Media literacy is a key skill of our age: someone should offer a free course in it. More broadly, the art of reading generously is a rare skill that needs to be nurtured—it’s accidentally appropriate that Google chose all those animal avatars because each represents an endangered species.
Instead, we seem to be nurturing a culture of sensitivity reading and trigger warnings, as though writers and readers need protection from each other. It’s not that there’s no place for such things, but the current trend is already getting tangled in its internal contradictions.
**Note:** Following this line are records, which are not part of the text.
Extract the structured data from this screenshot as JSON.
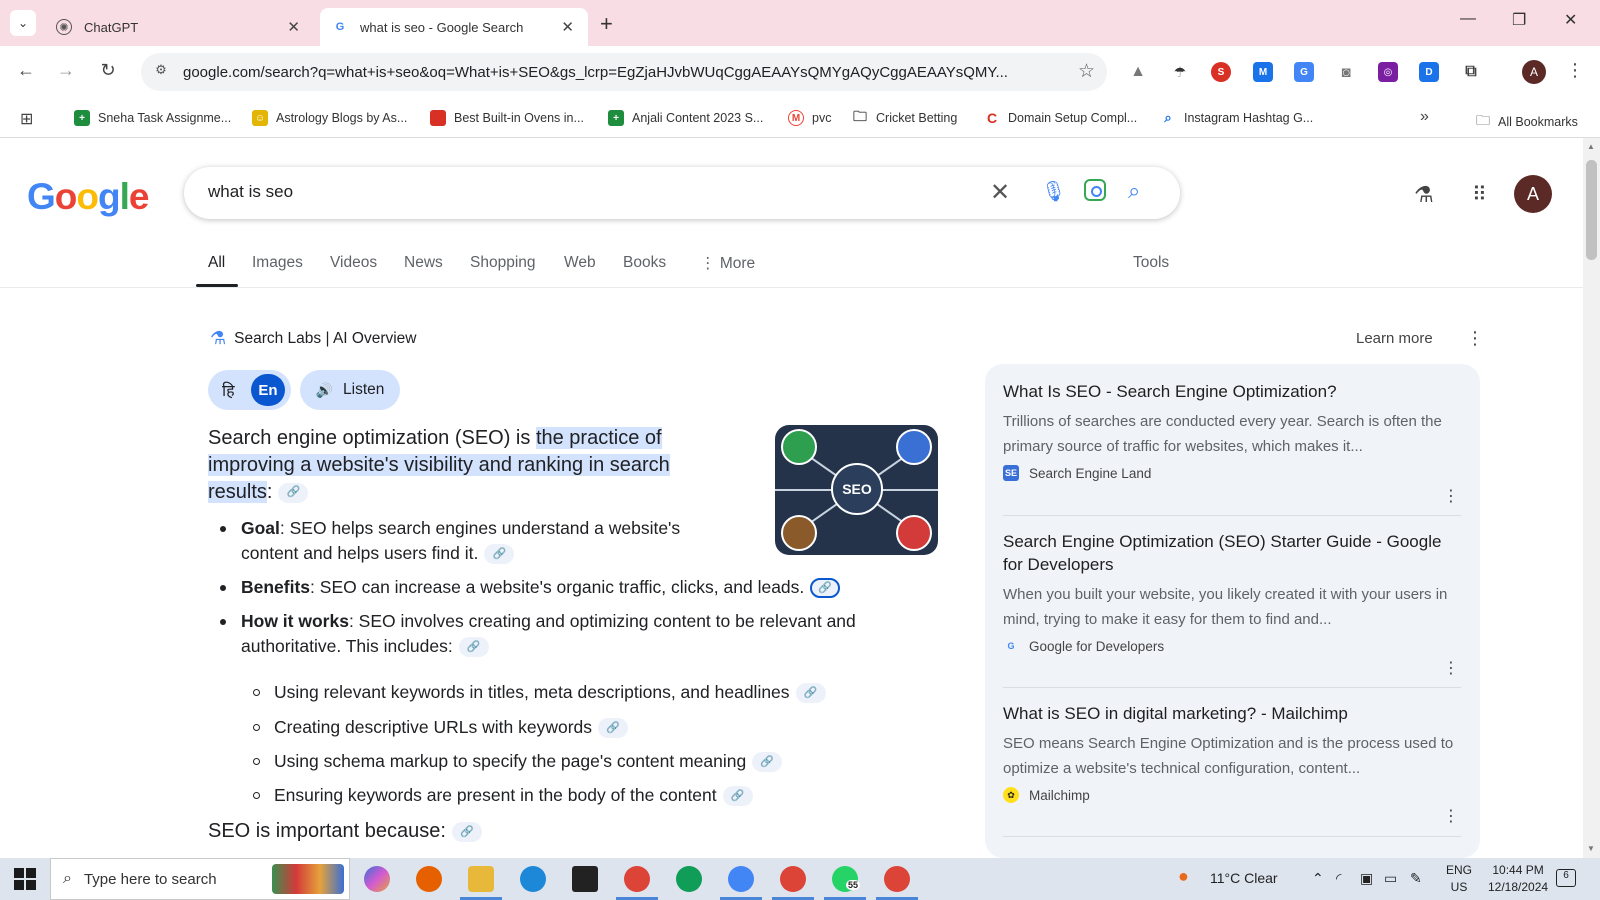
{
  "browser": {
    "tabs": [
      {
        "title": "ChatGPT",
        "icon": "openai-icon"
      },
      {
        "title": "what is seo - Google Search",
        "icon": "google-g-icon",
        "active": true
      }
    ],
    "url": "google.com/search?q=what+is+seo&oq=What+is+SEO&gs_lcrp=EgZjaHJvbWUqCggAEAAYsQMYgAQyCggAEAAYsQMY...",
    "profile_initial": "A",
    "bookmarks": [
      {
        "label": "Sneha Task Assignme...",
        "icon_color": "#1e8e3e",
        "icon": "+"
      },
      {
        "label": "Astrology Blogs by As...",
        "icon_color": "#e3b505",
        "icon": "☺"
      },
      {
        "label": "Best Built-in Ovens in...",
        "icon_color": "#d93025",
        "icon": ""
      },
      {
        "label": "Anjali Content 2023 S...",
        "icon_color": "#1e8e3e",
        "icon": "+"
      },
      {
        "label": "pvc",
        "icon_color": "#ea4335",
        "icon": "M"
      },
      {
        "label": "Cricket Betting",
        "icon_color": "#ffffff",
        "icon": "🗀"
      },
      {
        "label": "Domain Setup Compl...",
        "icon_color": "#d93025",
        "icon": "C"
      },
      {
        "label": "Instagram Hashtag G...",
        "icon_color": "#ffffff",
        "icon": "🔍"
      }
    ],
    "all_bookmarks": "All Bookmarks"
  },
  "google": {
    "logo": "Google",
    "query": "what is seo",
    "avatar_initial": "A",
    "tabs": [
      "All",
      "Images",
      "Videos",
      "News",
      "Shopping",
      "Web",
      "Books",
      "More"
    ],
    "tools": "Tools"
  },
  "ai_overview": {
    "header": "Search Labs | AI Overview",
    "learn_more": "Learn more",
    "lang_hi": "हि",
    "lang_en": "En",
    "listen": "Listen",
    "intro_prefix": "Search engine optimization (SEO) is ",
    "intro_highlight": "the practice of improving a website's visibility and ranking in search results",
    "intro_suffix": ":",
    "image_label": "SEO",
    "bullets": [
      {
        "bold": "Goal",
        "text": ": SEO helps search engines understand a website's content and helps users find it."
      },
      {
        "bold": "Benefits",
        "text": ": SEO can increase a website's organic traffic, clicks, and leads."
      },
      {
        "bold": "How it works",
        "text": ": SEO involves creating and optimizing content to be relevant and authoritative. This includes:"
      }
    ],
    "sub_bullets": [
      "Using relevant keywords in titles, meta descriptions, and headlines",
      "Creating descriptive URLs with keywords",
      "Using schema markup to specify the page's content meaning",
      "Ensuring keywords are present in the body of the content"
    ],
    "important": "SEO is important because:"
  },
  "sources": [
    {
      "title": "What Is SEO - Search Engine Optimization?",
      "snippet": "Trillions of searches are conducted every year. Search is often the primary source of traffic for websites, which makes it...",
      "site": "Search Engine Land",
      "fav_color": "#3b6fd8"
    },
    {
      "title": "Search Engine Optimization (SEO) Starter Guide - Google for Developers",
      "snippet": "When you built your website, you likely created it with your users in mind, trying to make it easy for them to find and...",
      "site": "Google for Developers",
      "fav_color": "#4285f4"
    },
    {
      "title": "What is SEO in digital marketing? - Mailchimp",
      "snippet": "SEO means Search Engine Optimization and is the process used to optimize a website's technical configuration, content...",
      "site": "Mailchimp",
      "fav_color": "#ffe01b"
    }
  ],
  "taskbar": {
    "search_placeholder": "Type here to search",
    "weather": "11°C  Clear",
    "lang": "ENG",
    "region": "US",
    "time": "10:44 PM",
    "date": "12/18/2024",
    "whatsapp_badge": "55",
    "notifications": "6"
  }
}
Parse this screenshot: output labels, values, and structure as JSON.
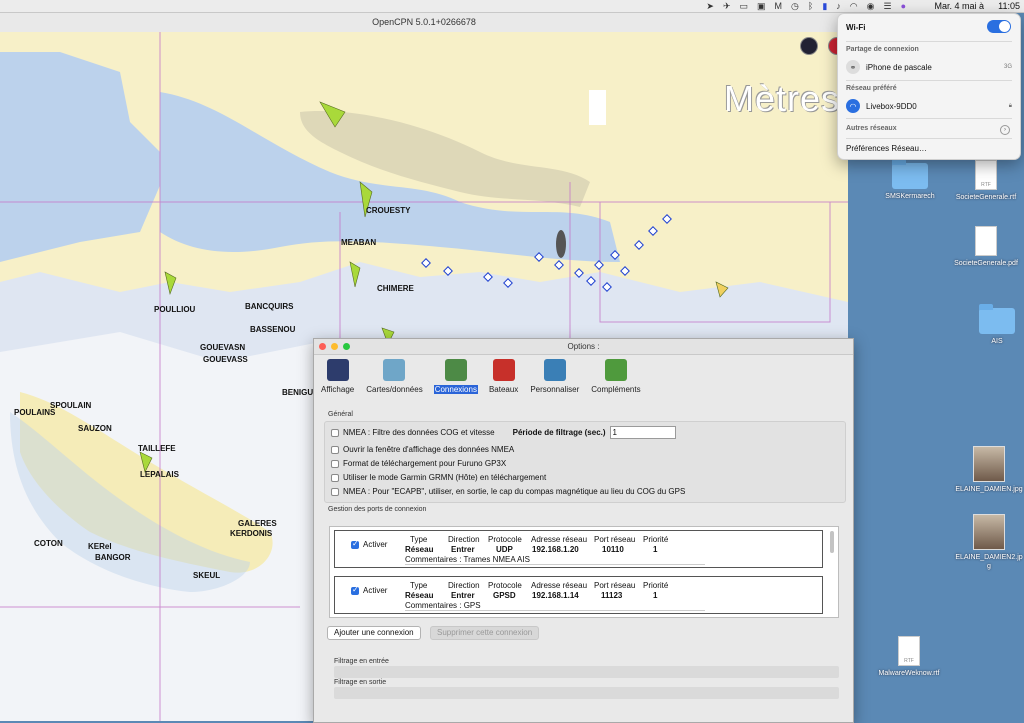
{
  "menubar": {
    "icons": [
      "location-icon",
      "send-icon",
      "battery-status-icon",
      "display-icon",
      "malwarebytes-icon",
      "time-machine-icon",
      "bluetooth-icon",
      "flag-icon",
      "sound-icon",
      "wifi-icon",
      "user-icon",
      "control-center-icon",
      "siri-icon"
    ],
    "date": "Mar. 4 mai à",
    "time": "11:05"
  },
  "chart_window": {
    "title": "OpenCPN 5.0.1+0266678",
    "watermark": "Mètres",
    "places": [
      {
        "name": "CROUESTY"
      },
      {
        "name": "MEABAN"
      },
      {
        "name": "CHIMERE"
      },
      {
        "name": "POULLIOU"
      },
      {
        "name": "BANCQUIRS"
      },
      {
        "name": "BASSENOU"
      },
      {
        "name": "GOUEVASN"
      },
      {
        "name": "GOUEVASS"
      },
      {
        "name": "BENIGUET"
      },
      {
        "name": "POULAINS"
      },
      {
        "name": "SPOULAIN"
      },
      {
        "name": "SAUZON"
      },
      {
        "name": "TAILLEFE"
      },
      {
        "name": "LEPALAIS"
      },
      {
        "name": "GALERES"
      },
      {
        "name": "KERDONIS"
      },
      {
        "name": "COTON"
      },
      {
        "name": "KERel"
      },
      {
        "name": "BANGOR"
      },
      {
        "name": "SKEUL"
      }
    ]
  },
  "options": {
    "title": "Options :",
    "tabs": [
      {
        "label": "Affichage",
        "icon": "display-monitor-icon",
        "color": "#2d3c6c"
      },
      {
        "label": "Cartes/données",
        "icon": "charts-icon",
        "color": "#6fa6c8"
      },
      {
        "label": "Connexions",
        "icon": "connections-icon",
        "color": "#4d8a46",
        "active": true
      },
      {
        "label": "Bateaux",
        "icon": "ship-icon",
        "color": "#c7302a"
      },
      {
        "label": "Personnaliser",
        "icon": "sliders-icon",
        "color": "#3a7fb6"
      },
      {
        "label": "Compléments",
        "icon": "puzzle-icon",
        "color": "#4f9a3d"
      }
    ],
    "general_label": "Général",
    "general": {
      "nmea_filter_label": "NMEA : Filtre des données COG et vitesse",
      "filter_period_label": "Période de filtrage (sec.)",
      "filter_period_value": "1",
      "open_window_label": "Ouvrir la fenêtre d'affichage des données NMEA",
      "furuno_label": "Format de téléchargement pour Furuno GP3X",
      "garmin_label": "Utiliser le mode Garmin GRMN (Hôte) en téléchargement",
      "ecapb_label": "NMEA : Pour \"ECAPB\", utiliser, en sortie, le cap du compas magnétique  au lieu du COG du GPS"
    },
    "ports_label": "Gestion des ports de connexion",
    "connections_headers": {
      "enable": "Activer",
      "type": "Type",
      "direction": "Direction",
      "protocol": "Protocole",
      "address": "Adresse réseau",
      "port": "Port réseau",
      "priority": "Priorité",
      "comments": "Commentaires :"
    },
    "connections": [
      {
        "enabled": true,
        "type": "Réseau",
        "direction": "Entrer",
        "protocol": "UDP",
        "address": "192.168.1.20",
        "port": "10110",
        "priority": "1",
        "comment": "Trames NMEA AIS"
      },
      {
        "enabled": true,
        "type": "Réseau",
        "direction": "Entrer",
        "protocol": "GPSD",
        "address": "192.168.1.14",
        "port": "11123",
        "priority": "1",
        "comment": "GPS"
      }
    ],
    "add_button": "Ajouter une connexion",
    "remove_button": "Supprimer cette connexion",
    "filter_in_label": "Filtrage en entrée",
    "filter_out_label": "Filtrage en sortie"
  },
  "desktop": {
    "icons": [
      {
        "label": "SMSKermarech",
        "kind": "folder"
      },
      {
        "label": "SocieteGenerale.rtf",
        "kind": "rtf"
      },
      {
        "label": "SocieteGenerale.pdf",
        "kind": "pdf"
      },
      {
        "label": "AIS",
        "kind": "folder"
      },
      {
        "label": "ELAINE_DAMIEN.jpg",
        "kind": "photo"
      },
      {
        "label": "ELAINE_DAMIEN2.jpg",
        "kind": "photo"
      },
      {
        "label": "MalwareWeknow.rtf",
        "kind": "rtf"
      }
    ]
  },
  "wifi_panel": {
    "title": "Wi-Fi",
    "enabled": true,
    "hotspot_label": "Partage de connexion",
    "hotspot_device": "iPhone de pascale",
    "hotspot_signal": "3G",
    "preferred_label": "Réseau préféré",
    "preferred_network": "Livebox-9DD0",
    "other_networks": "Autres réseaux",
    "preferences": "Préférences Réseau…"
  }
}
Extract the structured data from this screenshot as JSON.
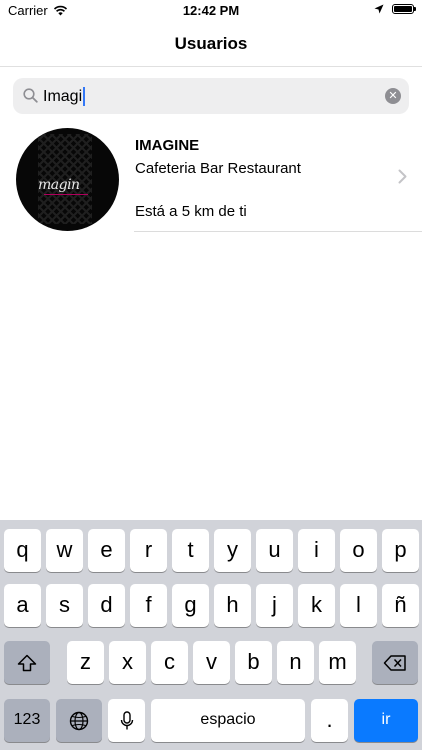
{
  "status_bar": {
    "carrier": "Carrier",
    "time": "12:42 PM",
    "battery_level": 1.0
  },
  "nav": {
    "title": "Usuarios"
  },
  "search": {
    "value": "Imagi",
    "icon": "search-icon",
    "clear_icon": "clear-icon"
  },
  "results": [
    {
      "name": "IMAGINE",
      "category": "Cafeteria Bar Restaurant",
      "distance": "Está a 5 km de ti"
    }
  ],
  "keyboard": {
    "row1": [
      "q",
      "w",
      "e",
      "r",
      "t",
      "y",
      "u",
      "i",
      "o",
      "p"
    ],
    "row2": [
      "a",
      "s",
      "d",
      "f",
      "g",
      "h",
      "j",
      "k",
      "l",
      "ñ"
    ],
    "row3": [
      "z",
      "x",
      "c",
      "v",
      "b",
      "n",
      "m"
    ],
    "numbers_label": "123",
    "space_label": "espacio",
    "period_label": ".",
    "go_label": "ir"
  },
  "colors": {
    "accent": "#0a7aff",
    "caret": "#3478f6",
    "keyboard_bg": "#d1d3d9"
  }
}
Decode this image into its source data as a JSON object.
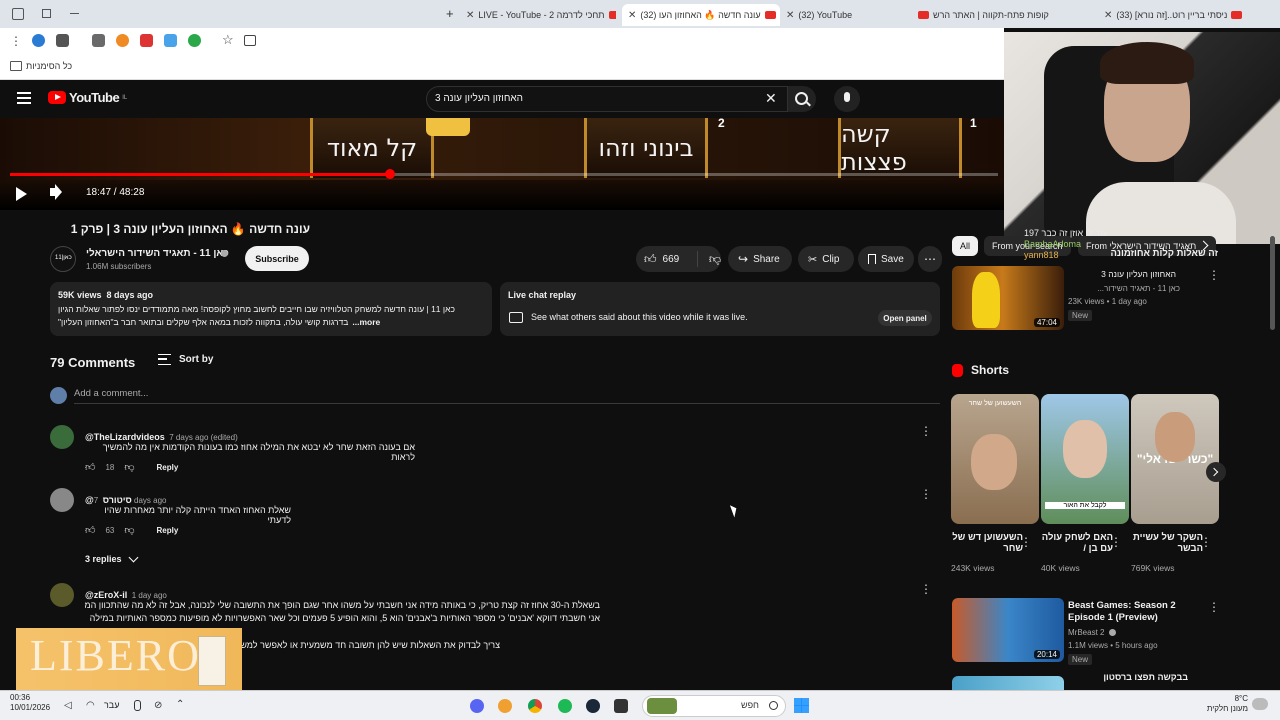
{
  "browser": {
    "tabs": [
      {
        "title": "LIVE - YouTube - 2 תחכי לדרמה"
      },
      {
        "title": "(32) עונה חדשה 🔥 האחוזון העו"
      },
      {
        "title": "(32) YouTube"
      },
      {
        "title": "קופות פתח-תקווה | האתר הרש"
      },
      {
        "title": "(33) ניסתי בריין רוט..[זה נורא]"
      }
    ],
    "bookmarks_label": "כל הסימניות"
  },
  "youtube": {
    "logo_text": "YouTube",
    "logo_region": "IL",
    "search_value": "האחוזון העליון עונה 3"
  },
  "video": {
    "panels": [
      "קל מאוד",
      "בינוני וזהו",
      "קשה פצצות"
    ],
    "panel_badges": [
      "2",
      "1"
    ],
    "progress_fraction": 0.385,
    "time": "18:47 / 48:28"
  },
  "meta": {
    "title": "עונה חדשה 🔥 האחוזון העליון עונה 3 | פרק 1",
    "channel_name": "כאן 11 - תאגיד השידור הישראלי",
    "channel_logo_text": "כאן|11",
    "subscribers": "1.06M subscribers",
    "subscribe_label": "Subscribe",
    "likes": "669",
    "share_label": "Share",
    "clip_label": "Clip",
    "save_label": "Save"
  },
  "description": {
    "stats": "59K views  8 days ago",
    "line1": "כאן 11 | עונה חדשה למשחק הטלוויזיה שבו חייבים לחשוב מחוץ לקופסה! מאה מתמודדים ינסו לפתור שאלות הגיון",
    "line2": "בדרגות קושי עולה, בתקווה לזכות במאה אלף שקלים ובתואר חבר ב\"האחוזון העליון\"",
    "more_label": "...more"
  },
  "live_chat": {
    "title": "Live chat replay",
    "text": "See what others said about this video while it was live.",
    "open_label": "Open panel"
  },
  "comments": {
    "count_label": "79 Comments",
    "sort_label": "Sort by",
    "add_placeholder": "Add a comment...",
    "items": [
      {
        "author": "@TheLizardvideos",
        "meta": "7 days ago (edited)",
        "text": "אם בעונה הזאת שחר לא יבטא את המילה אחוז כמו בעונות הקודמות אין מה להמשיך לראות",
        "likes": "18",
        "reply_label": "Reply"
      },
      {
        "author": "@סיטורס",
        "meta": "7 days ago",
        "text": "שאלת האחוז האחד הייתה קלה יותר מאחרות שהיו לדעתי",
        "likes": "63",
        "reply_label": "Reply",
        "replies_label": "3 replies"
      },
      {
        "author": "@zEroX-il",
        "meta": "1 day ago",
        "lines": [
          "בשאלת ה-30 אחוז זה קצת טריק, כי באותה מידה אני חשבתי על משהו אחר שגם הופך את התשובה שלי לנכונה, אבל זה לא מה שהתכוון המשורר",
          "אני חשבתי דווקא 'אבנים' כי מספר האותיות ב'אבנים' הוא 5, והוא הופיע 5 פעמים וכל שאר האפשרויות לא מופיעות כמספר האותיות במילה",
          "צריך לבדוק את השאלות שיש להן תשובה חד משמעית או לאפשר למשתת..."
        ]
      }
    ]
  },
  "sidebar": {
    "chips": [
      "All",
      "From your search",
      "From תאגיד השידור הישראלי"
    ],
    "top_video": {
      "title": "זה שאלות קלות אחוזמונה",
      "subtitle": "האחוזון העליון עונה 3",
      "channel": "כאן 11 - תאגיד השידור...",
      "views": "23K views • 1 day ago",
      "badge": "New",
      "duration": "47:04"
    },
    "shorts_label": "Shorts",
    "shorts": [
      {
        "title": "השעשוען דש של שחר",
        "views": "243K views",
        "overlay": "השעשוען של שחר"
      },
      {
        "title": "האם לשחק עולה עם בן /",
        "views": "40K views",
        "overlay": "לקבל את האור"
      },
      {
        "title": "השקר של עשיית הבשר",
        "views": "769K views",
        "overlay": "\"כשר ישראלי\""
      }
    ],
    "beast": {
      "title": "Beast Games: Season 2 Episode 1 (Preview)",
      "channel": "MrBeast 2",
      "views": "1.1M views • 5 hours ago",
      "badge": "New",
      "duration": "20:14"
    },
    "next_title": "בבקשה תפצו ברסטון"
  },
  "chat_overlay": {
    "line1": "עוד לי אוזן זה כבר 197",
    "line2": "BambaAdoma",
    "line3": "yann818"
  },
  "ad": {
    "text": "LIBERO"
  },
  "taskbar": {
    "date_time": "00:36",
    "date": "10/01/2026",
    "lang": "עבר",
    "search_label": "חפש",
    "weather_temp": "8°C",
    "weather_desc": "מעונן חלקית"
  },
  "colors": {
    "accent": "#ff0000",
    "background": "#0f0f0f",
    "link": "#3ea6ff"
  }
}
If we don’t trust authors to speak beyond their ‘lived experience’, why should we trust sensitivity readers to do the same (a necessary part of the job they purport to do)? Others have written at length about how the job doesn’t deliver on its own terms, represents a low-cost work-around for lazy publishers, and both relies on and reinforces the group stereotypes to which it’s supposedly so sensitive.
Of course, authors can always benefit from judiciously sourced feedback on all kinds of issues, including cultural sensitivities, but the institutionalisation of that process is highly ‘problematic’ and will be fertile ground for satirical novelists—the defining novel of our times will probably have a sensitivity reader as its central character, and may have to be self-published.
6. Further reading
Right now, I’m sensitive to the fact that anyone still reading has somehow made it past the 3,000-word mark.
Your reward is to discover that the complete Realtime Notes set (four books and over a thousand poems) is available for £10 plus p+p to celebrate the anniversary. (Bear in mind p&p can be a lot for those outside the UK.)
And the whole of Text Radio is available free—roughly 70,000 words of conversation about writing, creativity, music, politics, culture and other things.
Thanks as always for reading—I’m aware people’s mileage will vary when it comes to the particular stories mentioned. I’ll end with a poem from Realtime Notes that is about the experience of doing Text Radio. (For some reason, both this and the British Winter Time poem were written at 19:00—must be the internal poetry body clock.)